Conceived and shot in the space of a few weeks due to the Solidarity crisis of December 1981, Jerzy Skolimowski‘s black comedy is much more than a political tract: it’s a profound, gripping comedy of terror and isolation, oppression and entrapment. Jeremy Irons, in a performance worthy of Chaplin, is the head of a Polish construction crew doing illegal work on a flat in London; when the military coup occurs back home, Irons—the only member of the group who speaks English—must keep it a secret from his men. Though the film is founded on a metaphor, it is never forced or abstract: Skolimowski’s direction is a concrete creative response to these actors in this setting at this time, making full expressive use of the details, gestures, and situations at hand. It is, in short, a film—unimaginable as theater or literature—and very possibly a great one.
With most of the humor predicated on homosexual panic, this Dustin Hoffman drag comedy plays like the reactionary inverse of Blake Edwards‘s Victor/Victoria: it’s a film about sex roles that upholds and solidifies strict polarities, styled as safe situation comedy rather than Edwards’s rousing, vulgar farce. Just as Kramer vs. Kramer carried the subliminal point that fathers make the best mothers, so does Tootsie (1982) suggest that men — given the chance — make the best women. As an unsuccessful actor who lands a female part on a soap opera, Hoffman learns a firsthand lesson in chauvinism, an experience that allows him to lecture his costars — Jessica Lange, Teri Garr — on women’s rights.

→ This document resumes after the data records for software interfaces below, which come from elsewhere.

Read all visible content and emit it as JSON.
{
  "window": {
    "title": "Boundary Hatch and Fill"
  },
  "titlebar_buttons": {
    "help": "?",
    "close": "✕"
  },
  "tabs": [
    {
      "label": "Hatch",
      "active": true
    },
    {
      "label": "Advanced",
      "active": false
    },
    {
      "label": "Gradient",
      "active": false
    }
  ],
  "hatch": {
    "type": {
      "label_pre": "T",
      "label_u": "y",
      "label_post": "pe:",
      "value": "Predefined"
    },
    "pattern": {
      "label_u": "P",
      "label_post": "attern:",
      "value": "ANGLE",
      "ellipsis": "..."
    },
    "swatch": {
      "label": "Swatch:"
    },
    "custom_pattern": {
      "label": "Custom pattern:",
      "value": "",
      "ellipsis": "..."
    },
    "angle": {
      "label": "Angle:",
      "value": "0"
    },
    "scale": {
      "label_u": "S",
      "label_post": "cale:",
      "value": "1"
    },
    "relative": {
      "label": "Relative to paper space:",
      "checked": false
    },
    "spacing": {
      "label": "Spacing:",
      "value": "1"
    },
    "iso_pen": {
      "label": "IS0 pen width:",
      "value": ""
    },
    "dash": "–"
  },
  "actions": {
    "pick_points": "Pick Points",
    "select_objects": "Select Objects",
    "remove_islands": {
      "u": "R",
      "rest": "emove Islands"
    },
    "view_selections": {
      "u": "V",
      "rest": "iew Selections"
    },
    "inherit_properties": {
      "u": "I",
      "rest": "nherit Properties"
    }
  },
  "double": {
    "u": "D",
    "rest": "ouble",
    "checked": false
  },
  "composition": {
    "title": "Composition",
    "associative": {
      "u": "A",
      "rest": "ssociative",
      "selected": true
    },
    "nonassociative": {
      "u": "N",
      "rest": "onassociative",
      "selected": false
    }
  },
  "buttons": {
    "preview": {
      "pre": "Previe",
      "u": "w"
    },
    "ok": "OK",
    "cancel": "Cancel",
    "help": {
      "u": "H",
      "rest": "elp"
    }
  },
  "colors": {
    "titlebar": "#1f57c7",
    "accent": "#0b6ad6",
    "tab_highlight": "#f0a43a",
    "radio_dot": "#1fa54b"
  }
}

Sydney Pollack‘s professional direction gives the choppy, errant material the appearance of smoothness and integrity, and there are several solid laughs and some excellent supporting performances. But this is a film to be wary of. With Charles Durning and Bill Murray. 116 min.
During the 1982 Cannes Film Festival, Wim Wenders induced a number of filmmakers to come to room 666 of the Carlton Hotel, where they found a video camera and a questionnaire inviting them to comment on the future of the cinema. The results of Wenders’s stunt are thoroughly fascinating: as each director finds himself alone in a room, facing the blank stare of the tool of his trade, he instantly invents a little fiction about himself, ranging from Jean-Luc Godard‘s impersonation of the weary cynic and Werner Herzog‘s dazzling star turn as the great iconoclast to Steven Spielberg‘s absolutely chilling impression of the smug, condescending Hollywood mogul. Among the other auto-interviewees are Paul Morrissey, Mike De Leon, Monte Hellman, Romain Goupil, Susan Seidelman, Rainer Werner Fassbinder, Robert Kramer, Ana Carolina, Mahoud Dagbadi, Michelangelo Antonioni, and Yilmaz Guney.
Steven Spielberg’s 1982 film achieves the level of decent, middling Disney—Old Yeller, for example, rather than Snow White or Pinocchio—which is to say that the childhood myths being promulgated here are rather basic and unadorned, without the baroque touches and psychological penetration Disney could muster at his best. The extraterrestrial is a big-eyed, phallic-headed ancient baby, discovered by a suburban boy as implicit emotional compensation for his parents’ divorce. Though marred by Spielberg’s usual carelessness with narrative points, the film alternates sweetness and sarcasm with enough rhetorical sophistication to be fairly irresistible. With Henry Thomas, Dee Wallace, and Peter Coyote. PG, 120 min.